The metaphor in question can be summed up with the narrator's wish for her daughter in the final line of the story. She hopes that Emily will know "that she is more than this dress on the ironing board, helpless before the iron."
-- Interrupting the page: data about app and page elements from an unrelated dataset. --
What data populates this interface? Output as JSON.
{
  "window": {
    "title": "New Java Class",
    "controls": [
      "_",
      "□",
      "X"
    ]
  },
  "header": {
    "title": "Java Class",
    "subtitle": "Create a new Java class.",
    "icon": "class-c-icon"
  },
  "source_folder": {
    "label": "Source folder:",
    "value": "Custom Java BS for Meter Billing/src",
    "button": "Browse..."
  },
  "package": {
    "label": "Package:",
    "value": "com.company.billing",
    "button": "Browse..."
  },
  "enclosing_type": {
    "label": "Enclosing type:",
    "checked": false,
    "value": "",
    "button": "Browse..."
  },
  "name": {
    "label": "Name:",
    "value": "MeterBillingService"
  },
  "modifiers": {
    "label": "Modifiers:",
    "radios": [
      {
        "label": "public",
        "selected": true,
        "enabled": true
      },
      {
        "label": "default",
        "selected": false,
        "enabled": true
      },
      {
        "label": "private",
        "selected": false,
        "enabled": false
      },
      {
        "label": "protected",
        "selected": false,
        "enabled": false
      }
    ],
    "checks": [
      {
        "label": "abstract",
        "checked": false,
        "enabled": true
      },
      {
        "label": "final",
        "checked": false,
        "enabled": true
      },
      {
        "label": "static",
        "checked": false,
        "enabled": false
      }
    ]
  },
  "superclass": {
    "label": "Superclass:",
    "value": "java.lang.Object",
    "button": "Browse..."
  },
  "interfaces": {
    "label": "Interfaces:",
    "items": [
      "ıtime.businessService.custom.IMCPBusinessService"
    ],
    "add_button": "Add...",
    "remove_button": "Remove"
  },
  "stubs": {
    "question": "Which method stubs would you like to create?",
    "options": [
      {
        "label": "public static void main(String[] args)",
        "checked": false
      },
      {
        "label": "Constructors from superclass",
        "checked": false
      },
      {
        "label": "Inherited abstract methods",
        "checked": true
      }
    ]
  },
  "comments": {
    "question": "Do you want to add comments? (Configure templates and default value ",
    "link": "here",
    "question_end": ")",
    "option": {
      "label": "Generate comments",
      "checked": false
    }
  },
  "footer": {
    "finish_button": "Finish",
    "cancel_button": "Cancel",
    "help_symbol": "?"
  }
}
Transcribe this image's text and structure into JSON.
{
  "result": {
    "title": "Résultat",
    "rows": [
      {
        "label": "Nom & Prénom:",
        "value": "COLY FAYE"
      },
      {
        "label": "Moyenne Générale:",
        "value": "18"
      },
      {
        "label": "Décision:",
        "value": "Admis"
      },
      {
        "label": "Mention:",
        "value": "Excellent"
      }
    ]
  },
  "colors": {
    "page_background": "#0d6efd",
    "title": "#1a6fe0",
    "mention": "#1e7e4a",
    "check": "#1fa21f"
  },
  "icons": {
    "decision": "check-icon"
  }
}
In other words, she hopes that Emily will become more than a conformist, that she will realize that it is she who shapes her life, not some outside, demanding and pressing force. She hopes that despite her less-than-perfect parenting and the harm she fears she has caused her daughter, Emily will discover the beauty that is within her and realize that she does not have to be what the world or her society tells her she must, no matter how much pressure is applied to her to force her to conform; Emily has the power within her to decide her own future and is not bound by her current or past circumstances--she is not "helpless before the iron," but rather, has the potential to shape her own life. The narrator only hopes that Emily sees that power within herself.